When looking for the cream of the cutlery crop, the search for the best knife takes us all over the world. From North America to Asia and beyond, there are countless manufacturers known for producing premium products worthy of a top chef kitchen. And with the advent of online shopping, nearly all of them are available for easy purchase. Still, this epic hunt for the ultimate ‘must-have’ knife set typically ends in one relatively small corner of the globe: Europe.
While we acknowledge that American craftsman make amazing specialty and small batch knives, France and Germany top the list when it comes to mass, global production. In particular, the cities of Solingen, Germany, and
almost always come up when discussing the ‘best’ knives for home cooks and professional chefs alike. The culinary daggers coming out of this region boast heavy, high-quality steel, which grants the user ultimate control over their cutting tasks. The only other location that rivals Thiers and Solingen would have to be Seki City in Japan. However, like the light, nimble craftsmanship of the samurai sword, Japanese knife sets tend to be much lighter, thinner, and thus sharper. In our opinion, this makes the European model an all-around more versatile, durable product for beginners.
After all, most of us aren’t aiming for precision sushi cuts on a Wednesday night. What we want is a knife capable of handling a variety of cutting, chopping, dicing and slicing tasks—no extraordinary skills required.

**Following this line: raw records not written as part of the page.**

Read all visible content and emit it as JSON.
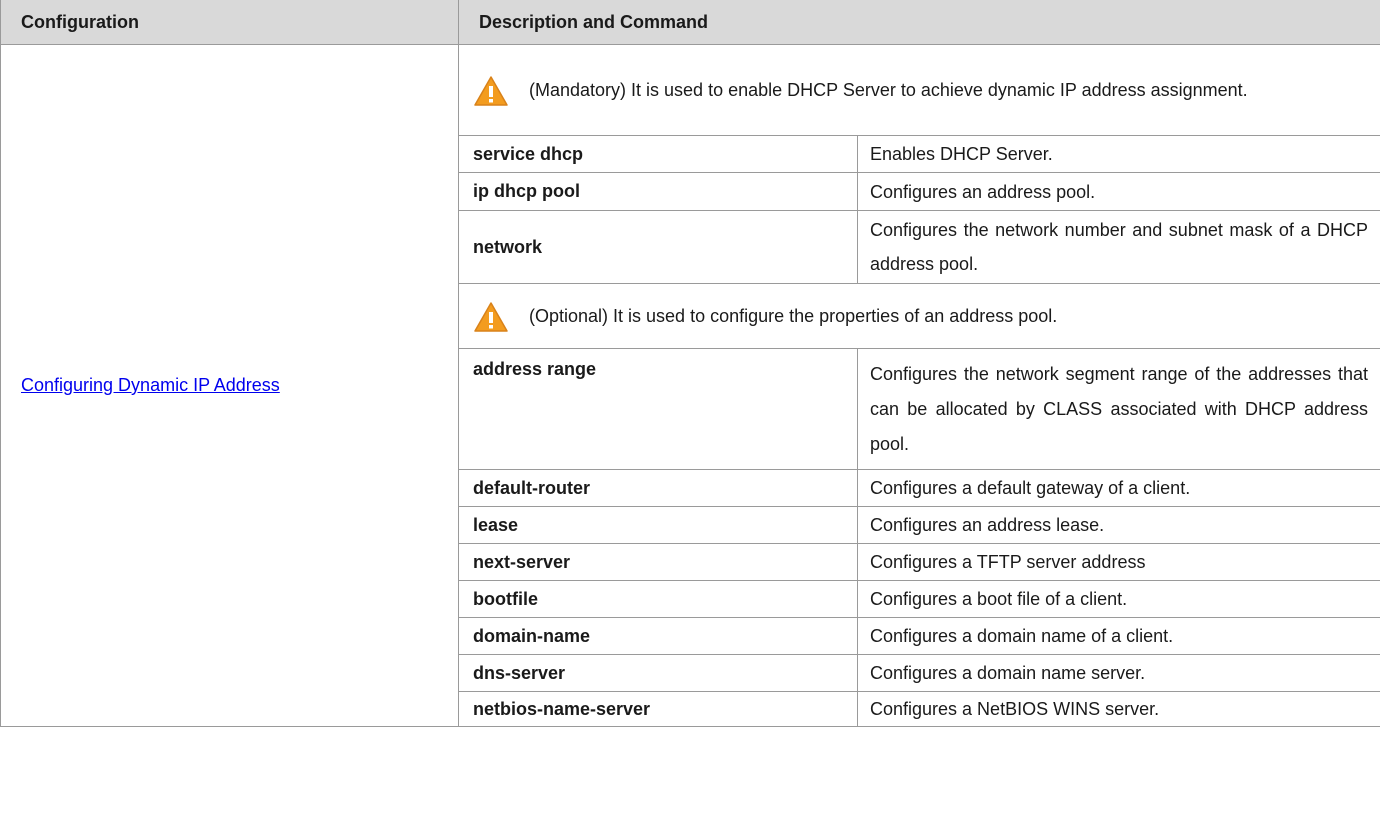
{
  "header": {
    "configuration": "Configuration",
    "description_and_command": "Description and Command"
  },
  "config_link": "Configuring Dynamic IP Address",
  "mandatory_note": "(Mandatory) It is used to enable DHCP Server to achieve dynamic IP address assignment.",
  "mandatory_rows": [
    {
      "command": "service dhcp",
      "description": "Enables DHCP Server."
    },
    {
      "command": "ip dhcp pool",
      "description": "Configures an address pool."
    },
    {
      "command": "network",
      "description": "Configures the network number and subnet mask of a DHCP address pool."
    }
  ],
  "optional_note": "(Optional) It is used to configure the properties of an address pool.",
  "optional_rows": [
    {
      "command": "address range",
      "description": "Configures the network segment range of the addresses that can be allocated by CLASS associated with DHCP address pool."
    },
    {
      "command": "default-router",
      "description": "Configures a default gateway of a client."
    },
    {
      "command": "lease",
      "description": "Configures an address lease."
    },
    {
      "command": "next-server",
      "description": "Configures a TFTP server address"
    },
    {
      "command": "bootfile",
      "description": "Configures a boot file of a client."
    },
    {
      "command": "domain-name",
      "description": "Configures a domain name of a client."
    },
    {
      "command": "dns-server",
      "description": "Configures a domain name server."
    },
    {
      "command": "netbios-name-server",
      "description": "Configures a NetBIOS WINS server."
    }
  ],
  "icons": {
    "warning": "warning-triangle-icon",
    "warning_color": "#f39c1f"
  }
}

Donned ‘The City of Blades,’ Solingen, Germany is renowned for their storied manufacturing history including the export of fine knives, scissors, razors, swords, and other weaponry. Going as far back as the medieval era, the city’s current reputation rests on their knives’ superior durability.
Although it’s impossible to know exactly how many knives the country sells a year, we can come close by looking at some of the specific brands that have risen to the top of the consumer charts. Böker Knives, manufactured and shipped from Solingen, Germany (and other strategically placed global factories), has been selling kitchen cutlery, tactical knives and similar bladed products for nearly 150 years, although they have roots as far back as the 17th century.

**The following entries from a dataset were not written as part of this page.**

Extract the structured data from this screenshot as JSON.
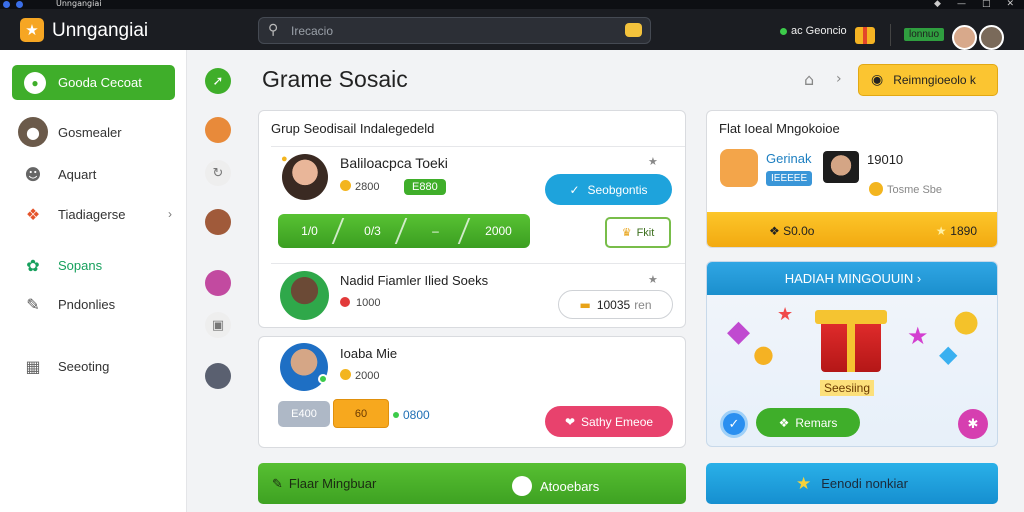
{
  "window": {
    "title": "Unngangiai"
  },
  "titlebar": {
    "app_name": "Unngangiai",
    "search_placeholder": "Irecacio",
    "status_text": "ac Geoncio",
    "badge": "lonnuo",
    "colors": {
      "bar": "#1b1d22",
      "logo": "#f6a623"
    }
  },
  "sidebar": {
    "primary_label": "Gooda Cecoat",
    "items": [
      {
        "label": "Gosmealer",
        "icon": "user-avatar-icon"
      },
      {
        "label": "Aquart",
        "icon": "people-icon"
      },
      {
        "label": "Tiadiagerse",
        "icon": "puzzle-icon",
        "has_chevron": true
      },
      {
        "label": "Sopans",
        "icon": "leaf-icon",
        "active": true
      },
      {
        "label": "Pndonlies",
        "icon": "edit-icon"
      },
      {
        "label": "Seeoting",
        "icon": "building-icon"
      }
    ]
  },
  "header": {
    "title": "Grame Sosaic",
    "action_label": "Reimngioeolo k"
  },
  "group": {
    "title": "Grup Seodisail Indalegedeld",
    "members": [
      {
        "name": "Baliloacpca Toeki",
        "coins": "2800",
        "chip": "E880",
        "action": "Seobgontis",
        "segments": [
          "1/0",
          "0/3",
          "–",
          "2000"
        ],
        "small_action": "Fkit"
      },
      {
        "name": "Nadid Fiamler Ilied Soeks",
        "points": "1000",
        "pill_value": "10035",
        "pill_suffix": "ren"
      },
      {
        "name": "Ioaba Mie",
        "coins": "2000",
        "chip_gray": "E400",
        "chip_orange": "60",
        "status_value": "0800",
        "action": "Sathy Emeoe"
      }
    ]
  },
  "flat_card": {
    "title": "Flat Ioeal Mngokoioe",
    "player1": {
      "name": "Gerinak",
      "tag": "IEEEEE"
    },
    "player2": {
      "score": "19010",
      "sub": "Tosme Sbe"
    },
    "bar_left": "S0.0o",
    "bar_right": "1890"
  },
  "bonus": {
    "title": "HADIAH MINGOUUIN",
    "gift_label": "Seesiing",
    "button": "Remars"
  },
  "bottom": {
    "green_left": "Flaar Mingbuar",
    "green_right": "Atooebars",
    "blue": "Eenodi nonkiar"
  }
}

The company does an annual revenue of US$30 million. Do the math, apply it to Solingen’s other manufacturers, and the results are pretty stellar.
Dating back to the Medieval period somewhere between the 13th and 15th centuries, the tiny town of Thiers, France began crafting the fine chef knives and pocketknives they are celebrated for today. The locale’s skillful guild of local craftsmen has since ballooned into 200+ family-owned coutelleries, making Thiers the unofficial ‘Cutlery Capital of France.’
In fact, knife makers all over the world used the chef knife shape from Thiers as the basis for their chef knives. Today, even chef knives from Solingen resemble the shape that was originally crafted in Thiers.
Take a stroll through the quaint little village of Thiers, and you’ll see storefront after storefront proudly continuing the region’s rich knife-making history.
As people all over the world swear by French-made kitchen utensils, Thiers (located in the Auvergne region) produces more than 60% of all French knives, which is quite a feat. Their unique ‘single’ style of forging is used by a number of global manufacturers today, including the high-end products of K Sabatier, whose name you may recognize.
To put things in perspective, the total French cutlery market did in excess of US$200 million just a few short years ago, which means the numbers are even higher now. The country’s presence in the high-end market has blossomed in recent years, with products known for:
Full-Forged Knives -
is the process of heating and hammering out a knife from a single rod of steel. Forging makes steel stronger. The shaping of the steel molecules during the forging process results in a blade that is less flexible, and as a result, these knives keep an edge for longer. Thiers prides themselves on this forging technique.
Nitrogen Treatment -
Traditionally, in order to get a harder metal, which results in a longer lasting, sharp blade, you have to add additional carbon to the metal. Additional carbon strengths the metal; however, it can become impossible to clean (you often see Japanese knives with a high carbon content that turn black after a few uses and require a stone to polish off the rust). During the raw material process, the French often add nitrogen to their stainless steel, which hardens the blade, without having the cleaning difficulties of additional carbon. The best of both worlds.
– Tempered French stainless steel is incredibly hard and durable, while still boasting a razor sharp edge thanks to an aggressive grounding process.
Photo Credit: Food & Wine Magazine
In reality, every chef is different. Your fingers are unique. Your skills and habits are distinctive. And your cutting mentality is informed by so many other issues—including barking dogs, screaming kids, and distracting dinner guests. So the question of ‘which is better’ ultimate rests on you.